"It's very hard to attack an emotional problem with logic," said Commissioner Charles Pick. "And this has seemed to create an emotional response from a lot of our citizenry."
Pick and others in support of the 75-foot cap said that in order for Auburn to keep up with the growth it has experienced over the decades, the limit needed to be increased.
Commissioner Sarah Brown brought along with her a 10-foot-long plank to display the quantifiable potential change that led to a more-than-hour-long public debate.
"I'm a very visual person, so I brought a little show and tell," Brown said pointing to the white plank next to the commission. "That's 10 feet. That's what we've been having a conversation over. When it really comes down to it – it's not a huge, big deal."
Commissioner Dan Bennett said the difference in perception between a 65-foot and 75-foot tall building to a pedestrian was negligible. Though Bennett agreed that many buildings near downtown are "pretty unsightly."
"The real issue is what is that building made of?" Bennett said. "What's the quality of the architecture? ... If (downtown buildings) were quality architecture, you would not mind. I think the height thing has nothing to do with it."
Bennett expressed interest in an architectural review board – a body that would review proposed buildings for that quality of architecture – though Cotten said the legality of such a board in Alabama was unclear.

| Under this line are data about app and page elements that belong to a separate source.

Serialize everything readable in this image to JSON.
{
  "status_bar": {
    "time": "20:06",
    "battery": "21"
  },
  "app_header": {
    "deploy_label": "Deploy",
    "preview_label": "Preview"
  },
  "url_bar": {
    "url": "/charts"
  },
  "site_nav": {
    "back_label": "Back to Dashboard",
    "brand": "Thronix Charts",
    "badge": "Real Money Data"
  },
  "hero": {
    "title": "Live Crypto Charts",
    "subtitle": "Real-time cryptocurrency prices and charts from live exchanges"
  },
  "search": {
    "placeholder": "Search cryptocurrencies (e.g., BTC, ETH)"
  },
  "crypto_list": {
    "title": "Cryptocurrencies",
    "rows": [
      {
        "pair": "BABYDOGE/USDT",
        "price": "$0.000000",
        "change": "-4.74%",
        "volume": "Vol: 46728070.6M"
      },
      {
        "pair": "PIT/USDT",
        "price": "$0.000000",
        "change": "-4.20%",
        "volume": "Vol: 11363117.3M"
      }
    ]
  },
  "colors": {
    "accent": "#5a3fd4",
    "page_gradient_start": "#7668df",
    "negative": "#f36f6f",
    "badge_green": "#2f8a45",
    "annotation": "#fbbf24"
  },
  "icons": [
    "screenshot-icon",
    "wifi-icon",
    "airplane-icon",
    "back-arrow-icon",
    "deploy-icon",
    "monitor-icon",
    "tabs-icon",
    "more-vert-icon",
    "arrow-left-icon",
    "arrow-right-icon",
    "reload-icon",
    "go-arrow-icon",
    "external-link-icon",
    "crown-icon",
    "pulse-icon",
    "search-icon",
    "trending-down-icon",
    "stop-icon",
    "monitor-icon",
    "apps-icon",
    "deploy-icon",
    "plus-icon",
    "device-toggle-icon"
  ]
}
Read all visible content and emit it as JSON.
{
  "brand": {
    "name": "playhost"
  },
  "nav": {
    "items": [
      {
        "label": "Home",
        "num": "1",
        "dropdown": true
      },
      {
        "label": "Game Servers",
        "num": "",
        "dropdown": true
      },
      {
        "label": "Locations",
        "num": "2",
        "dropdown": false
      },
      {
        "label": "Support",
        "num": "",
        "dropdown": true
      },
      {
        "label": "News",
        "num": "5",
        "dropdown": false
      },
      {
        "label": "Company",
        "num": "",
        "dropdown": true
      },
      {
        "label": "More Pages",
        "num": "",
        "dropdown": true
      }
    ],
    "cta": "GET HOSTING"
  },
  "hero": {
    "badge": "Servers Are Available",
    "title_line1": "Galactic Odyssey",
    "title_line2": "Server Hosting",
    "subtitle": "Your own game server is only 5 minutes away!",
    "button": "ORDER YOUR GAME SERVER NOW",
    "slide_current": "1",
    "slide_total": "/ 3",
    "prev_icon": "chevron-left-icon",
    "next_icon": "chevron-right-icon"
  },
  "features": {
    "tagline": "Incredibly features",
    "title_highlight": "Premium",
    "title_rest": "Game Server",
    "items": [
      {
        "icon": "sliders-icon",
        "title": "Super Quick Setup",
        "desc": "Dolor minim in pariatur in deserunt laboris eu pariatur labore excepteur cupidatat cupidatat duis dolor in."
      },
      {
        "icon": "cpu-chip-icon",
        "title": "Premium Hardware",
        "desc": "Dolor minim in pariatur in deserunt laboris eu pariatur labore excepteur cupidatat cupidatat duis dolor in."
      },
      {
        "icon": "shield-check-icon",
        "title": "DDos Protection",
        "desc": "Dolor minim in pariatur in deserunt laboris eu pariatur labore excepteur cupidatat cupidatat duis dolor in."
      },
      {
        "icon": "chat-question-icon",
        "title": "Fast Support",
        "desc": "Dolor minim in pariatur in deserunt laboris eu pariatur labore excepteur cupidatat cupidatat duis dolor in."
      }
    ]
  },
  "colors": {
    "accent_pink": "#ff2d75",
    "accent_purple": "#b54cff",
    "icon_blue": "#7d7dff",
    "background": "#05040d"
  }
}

The long debate came to a close with the unanimous passing of the recommendation. The amendment will move on to City Council, which will have the final say at its March 20 meeting. There will be a public hearing there.